I carry their stories with me every day. Their eyes, full of so much heartache, are forever a part of my memory.
For their safety, I cannot post photos of them to help you see the human beings behind these stories. I have to keep details vague. I can’t tell you their names or the countries they fled from or even why they fled, because I want to take very seriously the reality that I could put their lives in danger by sharing too much. But I have to tell their stories as best I can. Stories like:
The man who invited us into his room and picked up his Bible, kissed it, and said, “This is the love of my life.”
The three women–an older mother and her two middle-aged daughters–who were alone in this new country. I felt prompted by the Holy Spirit to tell them they are not forgotten, and that they are special and loved. One of them rose from her seat on the floor (as they had given me, my teammate and our translator their futon to sit on) grabbed my face and kissed my cheeks over and over.

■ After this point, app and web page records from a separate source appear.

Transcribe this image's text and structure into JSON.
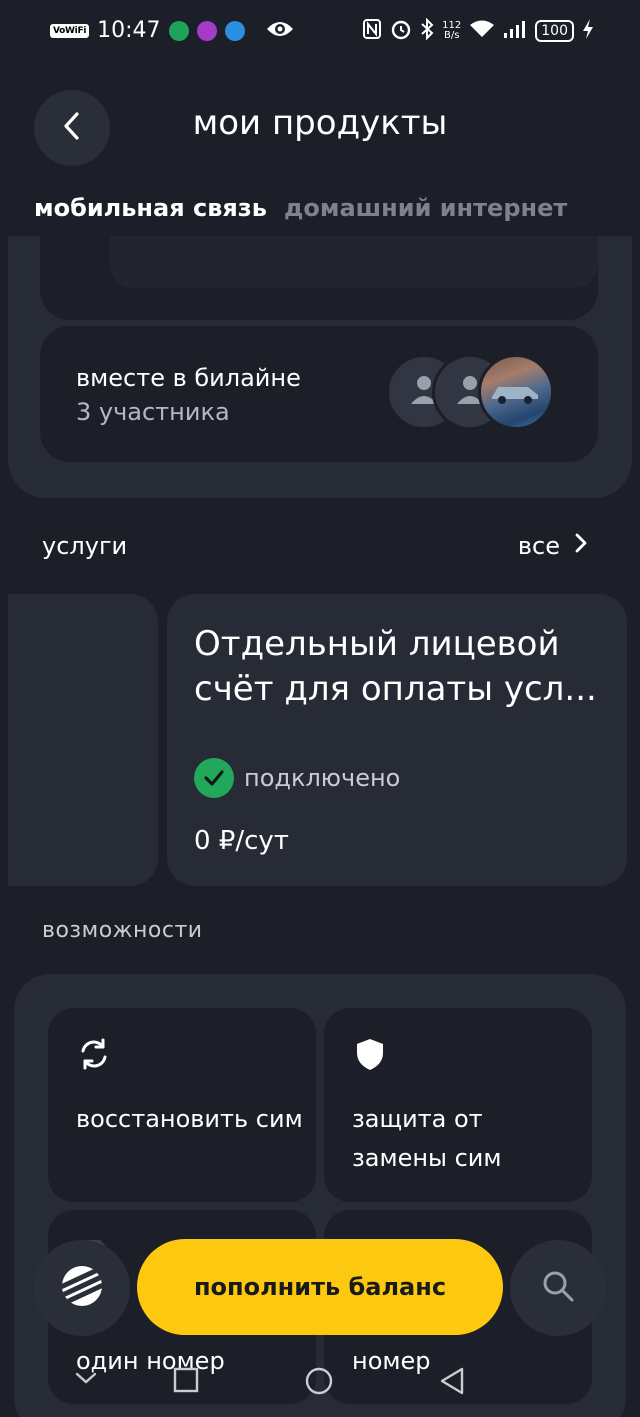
{
  "status_bar": {
    "vowifi": "VoWiFi",
    "time": "10:47",
    "net_speed_value": "112",
    "net_speed_unit": "B/s",
    "battery": "100"
  },
  "header": {
    "title": "мои продукты",
    "back_icon": "chevron-left-icon"
  },
  "tabs": [
    {
      "label": "мобильная связь",
      "active": true
    },
    {
      "label": "домашний интернет",
      "active": false
    }
  ],
  "together": {
    "title": "вместе в билайне",
    "subtitle": "3 участника"
  },
  "services": {
    "title": "услуги",
    "all_label": "все",
    "card": {
      "name": "Отдельный лицевой счёт для оплаты усл...",
      "status": "подключено",
      "price": "0 ₽/сут"
    }
  },
  "features": {
    "title": "возможности",
    "items": [
      {
        "label": "восстановить сим",
        "icon": "refresh-icon"
      },
      {
        "label": "защита от замены сим",
        "icon": "shield-icon"
      },
      {
        "label": "один номер",
        "icon": "sim-icon"
      },
      {
        "label": "номер",
        "icon": "number-icon"
      }
    ]
  },
  "bottom_bar": {
    "topup_label": "пополнить баланс",
    "logo_icon": "beeline-logo-icon",
    "search_icon": "search-icon"
  },
  "colors": {
    "background": "#1c1f27",
    "card": "#272b35",
    "accent_yellow": "#fdc810",
    "status_green": "#22a85a"
  }
}
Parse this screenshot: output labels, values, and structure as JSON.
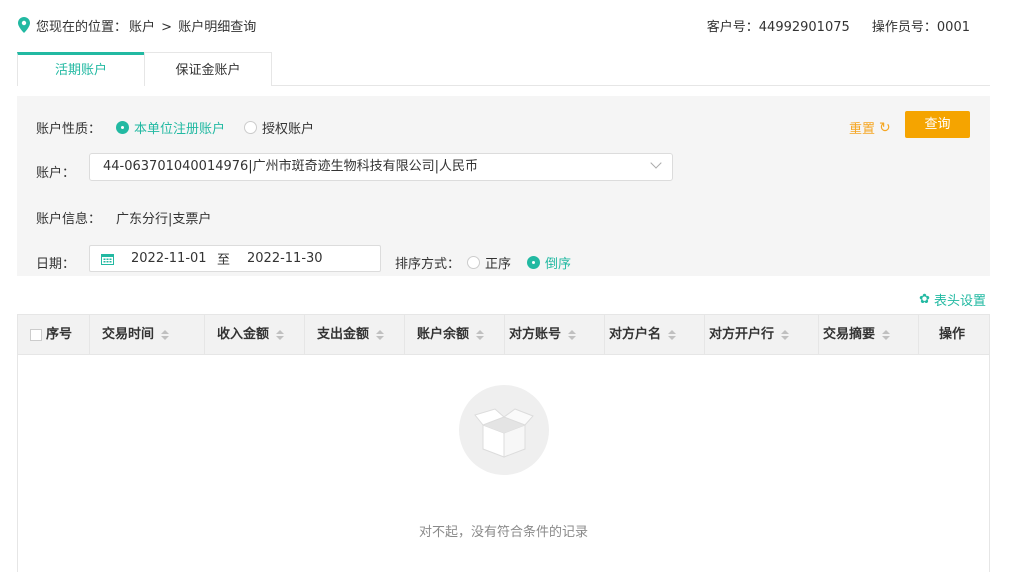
{
  "breadcrumb": {
    "prefix": "您现在的位置：",
    "level1": "账户",
    "separator": ">",
    "level2": "账户明细查询"
  },
  "user_info": {
    "customer_no": "客户号：44992901075",
    "operator_no": "操作员号：0001"
  },
  "tabs": [
    {
      "label": "活期账户",
      "active": true
    },
    {
      "label": "保证金账户",
      "active": false
    }
  ],
  "filter": {
    "account_type_label": "账户性质：",
    "account_type_options": [
      {
        "label": "本单位注册账户",
        "selected": true
      },
      {
        "label": "授权账户",
        "selected": false
      }
    ],
    "reset_label": "重置",
    "query_label": "查询",
    "account_label": "账户：",
    "account_value": "44-063701040014976|广州市斑奇迹生物科技有限公司|人民币",
    "account_info_label": "账户信息：",
    "account_info_value": "广东分行|支票户",
    "date_label": "日期：",
    "date_start": "2022-11-01",
    "date_to": "至",
    "date_end": "2022-11-30",
    "sort_label": "排序方式：",
    "sort_options": [
      {
        "label": "正序",
        "selected": false
      },
      {
        "label": "倒序",
        "selected": true
      }
    ]
  },
  "column_settings_label": "表头设置",
  "table": {
    "columns": [
      {
        "label": "序号",
        "sortable": false
      },
      {
        "label": "交易时间",
        "sortable": true
      },
      {
        "label": "收入金额",
        "sortable": true
      },
      {
        "label": "支出金额",
        "sortable": true
      },
      {
        "label": "账户余额",
        "sortable": true
      },
      {
        "label": "对方账号",
        "sortable": true
      },
      {
        "label": "对方户名",
        "sortable": true
      },
      {
        "label": "对方开户行",
        "sortable": true
      },
      {
        "label": "交易摘要",
        "sortable": true
      },
      {
        "label": "操作",
        "sortable": false
      }
    ],
    "empty_text": "对不起，没有符合条件的记录"
  },
  "colors": {
    "accent": "#22b9a2",
    "button_orange": "#f5a400",
    "reset_orange": "#f5a623"
  }
}
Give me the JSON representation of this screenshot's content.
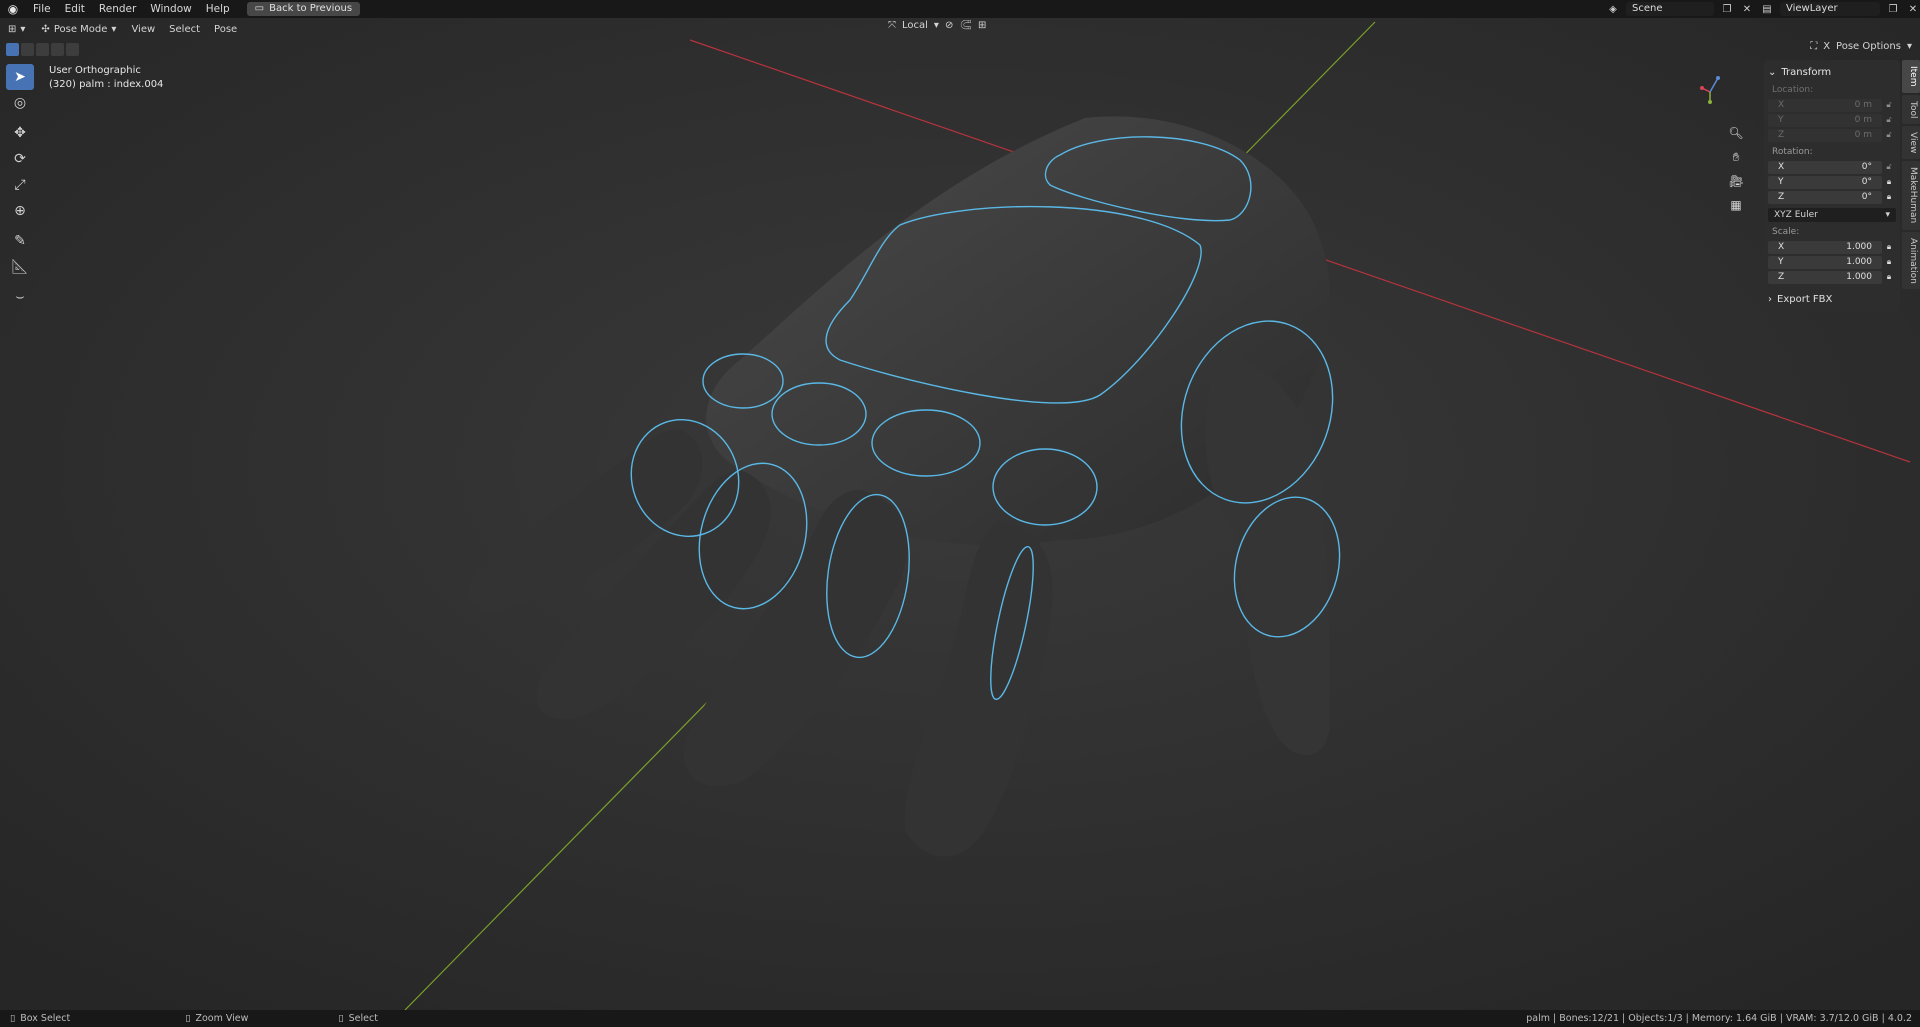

The man who first came up to me because he noticed me struggling to have a conversation with some women who didn’t speak English. After translating for awhile, he began to share his story with me, which led to me sharing mine and why I came on the trip: “To hear your stories so I can tell people back home, and to let you know that I love and care about you and so does Jesus.” He responded by asking, “Do you have a Bible in my language I can have?” The next day, I was able to give him one. Our conversation that day ended with “I’m going to read this whole Bible because I want to know who Jesus is.”
The man who had been repeatedly tortured before becoming a refugee, though you’d never know because he had one of the sweetest spirits I have ever seen. He doesn’t like to talk about the night terrors he suffers from regularly.
The family, ranging from children to a grandmother, who escaped by crawling under gunfire.
The man who admitted he knew Jesus was the answer to the emptiness in his life, yet struggled and asked for prayer because he knew his family would disown him if he chose to trust in Christ.
The young girls who had seen horrifying acts of violence, but yelled “CINDERELLA!” when they saw the Disney princesses blanket I brought to the park.
The man who cried as he shared his story, repeating over and over “My God now forgives” when he talked about how he turned from Islam and accepted Christ. The next day, he asked for permission to hug me after hugging my male teammate. It was one of the most genuine hugs I’ve ever experienced, followed by him saying something in his native tongue. I asked our translator what he said. “He says, ‘I love you, my sister.'”
These are just some of the people I was privileged to meet during my time in Germany. There are many more, and their stories inspire me every day to pray for them, to advocate for them, to love them the way Jesus loves them and other refugees.
These are the stories of real human beings, each one special and unique and in need of the hope only Jesus can give.